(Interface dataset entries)
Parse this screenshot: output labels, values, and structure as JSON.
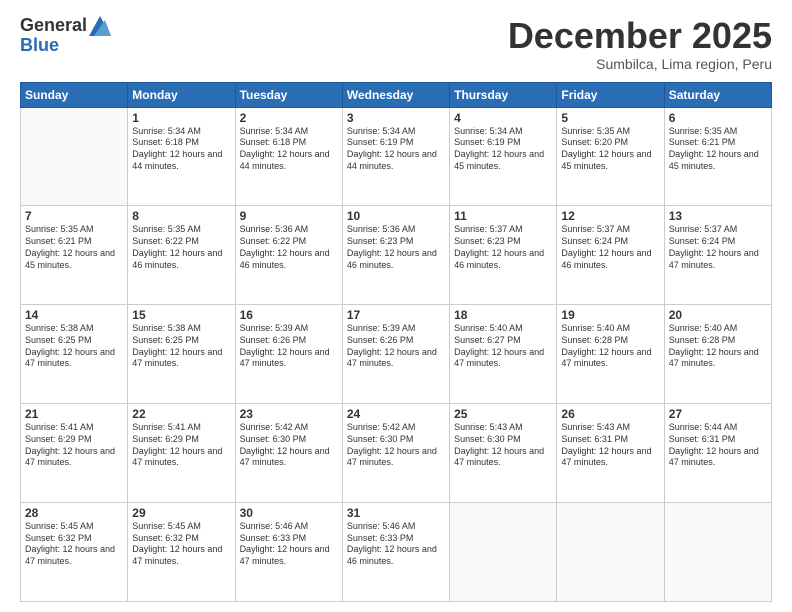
{
  "header": {
    "logo": {
      "general": "General",
      "blue": "Blue"
    },
    "title": "December 2025",
    "subtitle": "Sumbilca, Lima region, Peru"
  },
  "days_of_week": [
    "Sunday",
    "Monday",
    "Tuesday",
    "Wednesday",
    "Thursday",
    "Friday",
    "Saturday"
  ],
  "weeks": [
    [
      {
        "day": "",
        "sunrise": "",
        "sunset": "",
        "daylight": ""
      },
      {
        "day": "1",
        "sunrise": "Sunrise: 5:34 AM",
        "sunset": "Sunset: 6:18 PM",
        "daylight": "Daylight: 12 hours and 44 minutes."
      },
      {
        "day": "2",
        "sunrise": "Sunrise: 5:34 AM",
        "sunset": "Sunset: 6:18 PM",
        "daylight": "Daylight: 12 hours and 44 minutes."
      },
      {
        "day": "3",
        "sunrise": "Sunrise: 5:34 AM",
        "sunset": "Sunset: 6:19 PM",
        "daylight": "Daylight: 12 hours and 44 minutes."
      },
      {
        "day": "4",
        "sunrise": "Sunrise: 5:34 AM",
        "sunset": "Sunset: 6:19 PM",
        "daylight": "Daylight: 12 hours and 45 minutes."
      },
      {
        "day": "5",
        "sunrise": "Sunrise: 5:35 AM",
        "sunset": "Sunset: 6:20 PM",
        "daylight": "Daylight: 12 hours and 45 minutes."
      },
      {
        "day": "6",
        "sunrise": "Sunrise: 5:35 AM",
        "sunset": "Sunset: 6:21 PM",
        "daylight": "Daylight: 12 hours and 45 minutes."
      }
    ],
    [
      {
        "day": "7",
        "sunrise": "Sunrise: 5:35 AM",
        "sunset": "Sunset: 6:21 PM",
        "daylight": "Daylight: 12 hours and 45 minutes."
      },
      {
        "day": "8",
        "sunrise": "Sunrise: 5:35 AM",
        "sunset": "Sunset: 6:22 PM",
        "daylight": "Daylight: 12 hours and 46 minutes."
      },
      {
        "day": "9",
        "sunrise": "Sunrise: 5:36 AM",
        "sunset": "Sunset: 6:22 PM",
        "daylight": "Daylight: 12 hours and 46 minutes."
      },
      {
        "day": "10",
        "sunrise": "Sunrise: 5:36 AM",
        "sunset": "Sunset: 6:23 PM",
        "daylight": "Daylight: 12 hours and 46 minutes."
      },
      {
        "day": "11",
        "sunrise": "Sunrise: 5:37 AM",
        "sunset": "Sunset: 6:23 PM",
        "daylight": "Daylight: 12 hours and 46 minutes."
      },
      {
        "day": "12",
        "sunrise": "Sunrise: 5:37 AM",
        "sunset": "Sunset: 6:24 PM",
        "daylight": "Daylight: 12 hours and 46 minutes."
      },
      {
        "day": "13",
        "sunrise": "Sunrise: 5:37 AM",
        "sunset": "Sunset: 6:24 PM",
        "daylight": "Daylight: 12 hours and 47 minutes."
      }
    ],
    [
      {
        "day": "14",
        "sunrise": "Sunrise: 5:38 AM",
        "sunset": "Sunset: 6:25 PM",
        "daylight": "Daylight: 12 hours and 47 minutes."
      },
      {
        "day": "15",
        "sunrise": "Sunrise: 5:38 AM",
        "sunset": "Sunset: 6:25 PM",
        "daylight": "Daylight: 12 hours and 47 minutes."
      },
      {
        "day": "16",
        "sunrise": "Sunrise: 5:39 AM",
        "sunset": "Sunset: 6:26 PM",
        "daylight": "Daylight: 12 hours and 47 minutes."
      },
      {
        "day": "17",
        "sunrise": "Sunrise: 5:39 AM",
        "sunset": "Sunset: 6:26 PM",
        "daylight": "Daylight: 12 hours and 47 minutes."
      },
      {
        "day": "18",
        "sunrise": "Sunrise: 5:40 AM",
        "sunset": "Sunset: 6:27 PM",
        "daylight": "Daylight: 12 hours and 47 minutes."
      },
      {
        "day": "19",
        "sunrise": "Sunrise: 5:40 AM",
        "sunset": "Sunset: 6:28 PM",
        "daylight": "Daylight: 12 hours and 47 minutes."
      },
      {
        "day": "20",
        "sunrise": "Sunrise: 5:40 AM",
        "sunset": "Sunset: 6:28 PM",
        "daylight": "Daylight: 12 hours and 47 minutes."
      }
    ],
    [
      {
        "day": "21",
        "sunrise": "Sunrise: 5:41 AM",
        "sunset": "Sunset: 6:29 PM",
        "daylight": "Daylight: 12 hours and 47 minutes."
      },
      {
        "day": "22",
        "sunrise": "Sunrise: 5:41 AM",
        "sunset": "Sunset: 6:29 PM",
        "daylight": "Daylight: 12 hours and 47 minutes."
      },
      {
        "day": "23",
        "sunrise": "Sunrise: 5:42 AM",
        "sunset": "Sunset: 6:30 PM",
        "daylight": "Daylight: 12 hours and 47 minutes."
      },
      {
        "day": "24",
        "sunrise": "Sunrise: 5:42 AM",
        "sunset": "Sunset: 6:30 PM",
        "daylight": "Daylight: 12 hours and 47 minutes."
      },
      {
        "day": "25",
        "sunrise": "Sunrise: 5:43 AM",
        "sunset": "Sunset: 6:30 PM",
        "daylight": "Daylight: 12 hours and 47 minutes."
      },
      {
        "day": "26",
        "sunrise": "Sunrise: 5:43 AM",
        "sunset": "Sunset: 6:31 PM",
        "daylight": "Daylight: 12 hours and 47 minutes."
      },
      {
        "day": "27",
        "sunrise": "Sunrise: 5:44 AM",
        "sunset": "Sunset: 6:31 PM",
        "daylight": "Daylight: 12 hours and 47 minutes."
      }
    ],
    [
      {
        "day": "28",
        "sunrise": "Sunrise: 5:45 AM",
        "sunset": "Sunset: 6:32 PM",
        "daylight": "Daylight: 12 hours and 47 minutes."
      },
      {
        "day": "29",
        "sunrise": "Sunrise: 5:45 AM",
        "sunset": "Sunset: 6:32 PM",
        "daylight": "Daylight: 12 hours and 47 minutes."
      },
      {
        "day": "30",
        "sunrise": "Sunrise: 5:46 AM",
        "sunset": "Sunset: 6:33 PM",
        "daylight": "Daylight: 12 hours and 47 minutes."
      },
      {
        "day": "31",
        "sunrise": "Sunrise: 5:46 AM",
        "sunset": "Sunset: 6:33 PM",
        "daylight": "Daylight: 12 hours and 46 minutes."
      },
      {
        "day": "",
        "sunrise": "",
        "sunset": "",
        "daylight": ""
      },
      {
        "day": "",
        "sunrise": "",
        "sunset": "",
        "daylight": ""
      },
      {
        "day": "",
        "sunrise": "",
        "sunset": "",
        "daylight": ""
      }
    ]
  ]
}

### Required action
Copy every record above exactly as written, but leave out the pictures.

### Task result
Parse this screenshot: output labels, values, and structure as JSON.
{
  "header": {
    "logo": {
      "general": "General",
      "blue": "Blue"
    },
    "title": "December 2025",
    "subtitle": "Sumbilca, Lima region, Peru"
  },
  "days_of_week": [
    "Sunday",
    "Monday",
    "Tuesday",
    "Wednesday",
    "Thursday",
    "Friday",
    "Saturday"
  ],
  "weeks": [
    [
      {
        "day": "",
        "sunrise": "",
        "sunset": "",
        "daylight": ""
      },
      {
        "day": "1",
        "sunrise": "Sunrise: 5:34 AM",
        "sunset": "Sunset: 6:18 PM",
        "daylight": "Daylight: 12 hours and 44 minutes."
      },
      {
        "day": "2",
        "sunrise": "Sunrise: 5:34 AM",
        "sunset": "Sunset: 6:18 PM",
        "daylight": "Daylight: 12 hours and 44 minutes."
      },
      {
        "day": "3",
        "sunrise": "Sunrise: 5:34 AM",
        "sunset": "Sunset: 6:19 PM",
        "daylight": "Daylight: 12 hours and 44 minutes."
      },
      {
        "day": "4",
        "sunrise": "Sunrise: 5:34 AM",
        "sunset": "Sunset: 6:19 PM",
        "daylight": "Daylight: 12 hours and 45 minutes."
      },
      {
        "day": "5",
        "sunrise": "Sunrise: 5:35 AM",
        "sunset": "Sunset: 6:20 PM",
        "daylight": "Daylight: 12 hours and 45 minutes."
      },
      {
        "day": "6",
        "sunrise": "Sunrise: 5:35 AM",
        "sunset": "Sunset: 6:21 PM",
        "daylight": "Daylight: 12 hours and 45 minutes."
      }
    ],
    [
      {
        "day": "7",
        "sunrise": "Sunrise: 5:35 AM",
        "sunset": "Sunset: 6:21 PM",
        "daylight": "Daylight: 12 hours and 45 minutes."
      },
      {
        "day": "8",
        "sunrise": "Sunrise: 5:35 AM",
        "sunset": "Sunset: 6:22 PM",
        "daylight": "Daylight: 12 hours and 46 minutes."
      },
      {
        "day": "9",
        "sunrise": "Sunrise: 5:36 AM",
        "sunset": "Sunset: 6:22 PM",
        "daylight": "Daylight: 12 hours and 46 minutes."
      },
      {
        "day": "10",
        "sunrise": "Sunrise: 5:36 AM",
        "sunset": "Sunset: 6:23 PM",
        "daylight": "Daylight: 12 hours and 46 minutes."
      },
      {
        "day": "11",
        "sunrise": "Sunrise: 5:37 AM",
        "sunset": "Sunset: 6:23 PM",
        "daylight": "Daylight: 12 hours and 46 minutes."
      },
      {
        "day": "12",
        "sunrise": "Sunrise: 5:37 AM",
        "sunset": "Sunset: 6:24 PM",
        "daylight": "Daylight: 12 hours and 46 minutes."
      },
      {
        "day": "13",
        "sunrise": "Sunrise: 5:37 AM",
        "sunset": "Sunset: 6:24 PM",
        "daylight": "Daylight: 12 hours and 47 minutes."
      }
    ],
    [
      {
        "day": "14",
        "sunrise": "Sunrise: 5:38 AM",
        "sunset": "Sunset: 6:25 PM",
        "daylight": "Daylight: 12 hours and 47 minutes."
      },
      {
        "day": "15",
        "sunrise": "Sunrise: 5:38 AM",
        "sunset": "Sunset: 6:25 PM",
        "daylight": "Daylight: 12 hours and 47 minutes."
      },
      {
        "day": "16",
        "sunrise": "Sunrise: 5:39 AM",
        "sunset": "Sunset: 6:26 PM",
        "daylight": "Daylight: 12 hours and 47 minutes."
      },
      {
        "day": "17",
        "sunrise": "Sunrise: 5:39 AM",
        "sunset": "Sunset: 6:26 PM",
        "daylight": "Daylight: 12 hours and 47 minutes."
      },
      {
        "day": "18",
        "sunrise": "Sunrise: 5:40 AM",
        "sunset": "Sunset: 6:27 PM",
        "daylight": "Daylight: 12 hours and 47 minutes."
      },
      {
        "day": "19",
        "sunrise": "Sunrise: 5:40 AM",
        "sunset": "Sunset: 6:28 PM",
        "daylight": "Daylight: 12 hours and 47 minutes."
      },
      {
        "day": "20",
        "sunrise": "Sunrise: 5:40 AM",
        "sunset": "Sunset: 6:28 PM",
        "daylight": "Daylight: 12 hours and 47 minutes."
      }
    ],
    [
      {
        "day": "21",
        "sunrise": "Sunrise: 5:41 AM",
        "sunset": "Sunset: 6:29 PM",
        "daylight": "Daylight: 12 hours and 47 minutes."
      },
      {
        "day": "22",
        "sunrise": "Sunrise: 5:41 AM",
        "sunset": "Sunset: 6:29 PM",
        "daylight": "Daylight: 12 hours and 47 minutes."
      },
      {
        "day": "23",
        "sunrise": "Sunrise: 5:42 AM",
        "sunset": "Sunset: 6:30 PM",
        "daylight": "Daylight: 12 hours and 47 minutes."
      },
      {
        "day": "24",
        "sunrise": "Sunrise: 5:42 AM",
        "sunset": "Sunset: 6:30 PM",
        "daylight": "Daylight: 12 hours and 47 minutes."
      },
      {
        "day": "25",
        "sunrise": "Sunrise: 5:43 AM",
        "sunset": "Sunset: 6:30 PM",
        "daylight": "Daylight: 12 hours and 47 minutes."
      },
      {
        "day": "26",
        "sunrise": "Sunrise: 5:43 AM",
        "sunset": "Sunset: 6:31 PM",
        "daylight": "Daylight: 12 hours and 47 minutes."
      },
      {
        "day": "27",
        "sunrise": "Sunrise: 5:44 AM",
        "sunset": "Sunset: 6:31 PM",
        "daylight": "Daylight: 12 hours and 47 minutes."
      }
    ],
    [
      {
        "day": "28",
        "sunrise": "Sunrise: 5:45 AM",
        "sunset": "Sunset: 6:32 PM",
        "daylight": "Daylight: 12 hours and 47 minutes."
      },
      {
        "day": "29",
        "sunrise": "Sunrise: 5:45 AM",
        "sunset": "Sunset: 6:32 PM",
        "daylight": "Daylight: 12 hours and 47 minutes."
      },
      {
        "day": "30",
        "sunrise": "Sunrise: 5:46 AM",
        "sunset": "Sunset: 6:33 PM",
        "daylight": "Daylight: 12 hours and 47 minutes."
      },
      {
        "day": "31",
        "sunrise": "Sunrise: 5:46 AM",
        "sunset": "Sunset: 6:33 PM",
        "daylight": "Daylight: 12 hours and 46 minutes."
      },
      {
        "day": "",
        "sunrise": "",
        "sunset": "",
        "daylight": ""
      },
      {
        "day": "",
        "sunrise": "",
        "sunset": "",
        "daylight": ""
      },
      {
        "day": "",
        "sunrise": "",
        "sunset": "",
        "daylight": ""
      }
    ]
  ]
}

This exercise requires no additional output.